## WHAT IS EXPECTED
Write out the records that follow exactly. Do not include pictures.

•••

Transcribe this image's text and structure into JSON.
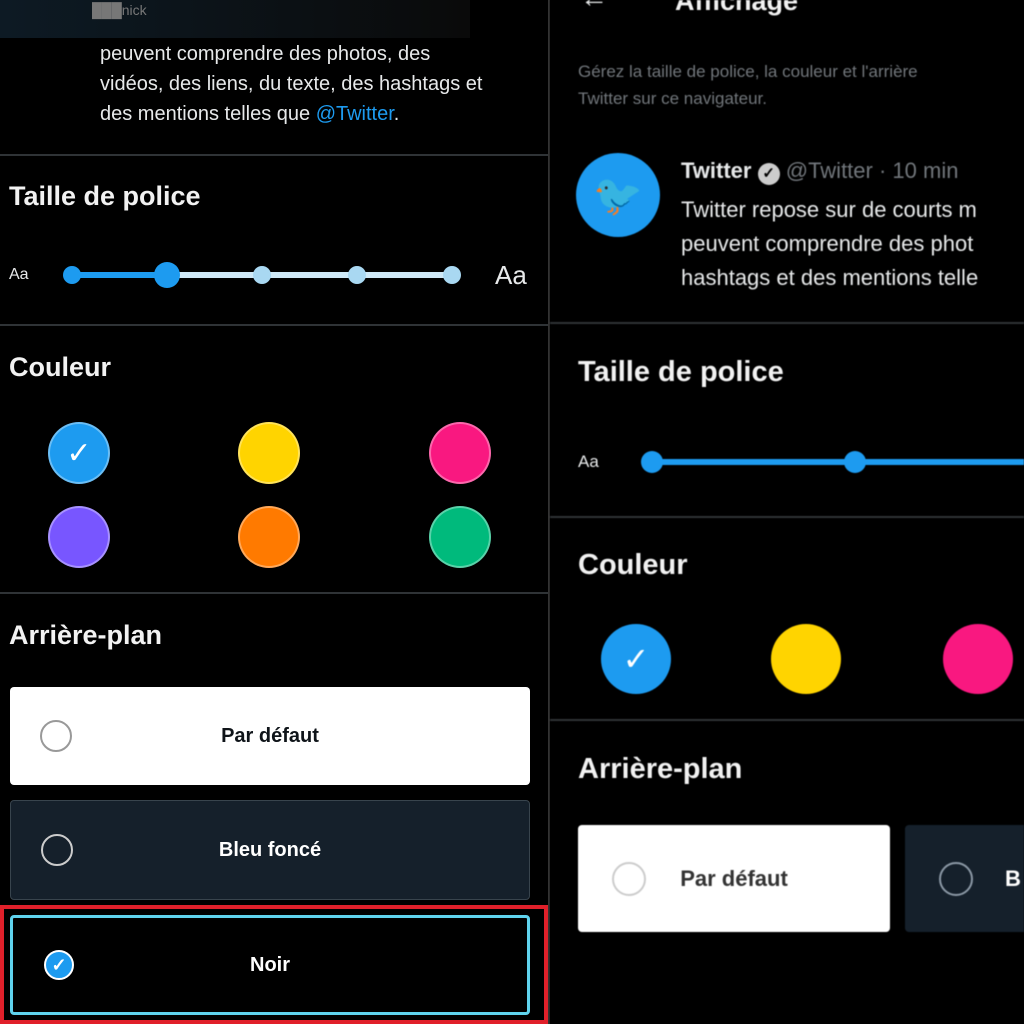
{
  "left": {
    "username": "███nick",
    "tweet_lines": [
      "peuvent comprendre des photos, des",
      "vidéos, des liens, du texte, des hashtags et",
      "des mentions telles que "
    ],
    "mention": "@Twitter",
    "period": ".",
    "font_size_title": "Taille de police",
    "font_small": "Aa",
    "font_large": "Aa",
    "font_size_level": 2,
    "font_size_steps": 5,
    "color_title": "Couleur",
    "colors": [
      "#1d9bf0",
      "#ffd400",
      "#f91880",
      "#7856ff",
      "#ff7a00",
      "#00ba7c"
    ],
    "selected_color": 0,
    "background_title": "Arrière-plan",
    "backgrounds": [
      {
        "label": "Par défaut",
        "checked": false
      },
      {
        "label": "Bleu foncé",
        "checked": false
      },
      {
        "label": "Noir",
        "checked": true
      }
    ],
    "highlight_color": "#e0202a"
  },
  "right": {
    "title": "Affichage",
    "description": [
      "Gérez la taille de police, la couleur et l'arrière",
      "Twitter sur ce navigateur."
    ],
    "tweet_name": "Twitter",
    "tweet_handle": "@Twitter · 10 min",
    "tweet_lines": [
      "Twitter repose sur de courts m",
      "peuvent comprendre des phot",
      "hashtags et des mentions telle"
    ],
    "font_size_title": "Taille de police",
    "font_small": "Aa",
    "color_title": "Couleur",
    "colors": [
      "#1d9bf0",
      "#ffd400",
      "#f91880"
    ],
    "background_title": "Arrière-plan",
    "backgrounds": [
      "Par défaut",
      "B"
    ]
  }
}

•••

## TASK ANSWER
Transcribe this image's text and structure into JSON.
{
  "left": {
    "username": "███nick",
    "tweet_lines": [
      "peuvent comprendre des photos, des",
      "vidéos, des liens, du texte, des hashtags et",
      "des mentions telles que "
    ],
    "mention": "@Twitter",
    "period": ".",
    "font_size_title": "Taille de police",
    "font_small": "Aa",
    "font_large": "Aa",
    "font_size_level": 2,
    "font_size_steps": 5,
    "color_title": "Couleur",
    "colors": [
      "#1d9bf0",
      "#ffd400",
      "#f91880",
      "#7856ff",
      "#ff7a00",
      "#00ba7c"
    ],
    "selected_color": 0,
    "background_title": "Arrière-plan",
    "backgrounds": [
      {
        "label": "Par défaut",
        "checked": false
      },
      {
        "label": "Bleu foncé",
        "checked": false
      },
      {
        "label": "Noir",
        "checked": true
      }
    ],
    "highlight_color": "#e0202a"
  },
  "right": {
    "title": "Affichage",
    "description": [
      "Gérez la taille de police, la couleur et l'arrière",
      "Twitter sur ce navigateur."
    ],
    "tweet_name": "Twitter",
    "tweet_handle": "@Twitter · 10 min",
    "tweet_lines": [
      "Twitter repose sur de courts m",
      "peuvent comprendre des phot",
      "hashtags et des mentions telle"
    ],
    "font_size_title": "Taille de police",
    "font_small": "Aa",
    "color_title": "Couleur",
    "colors": [
      "#1d9bf0",
      "#ffd400",
      "#f91880"
    ],
    "background_title": "Arrière-plan",
    "backgrounds": [
      "Par défaut",
      "B"
    ]
  }
}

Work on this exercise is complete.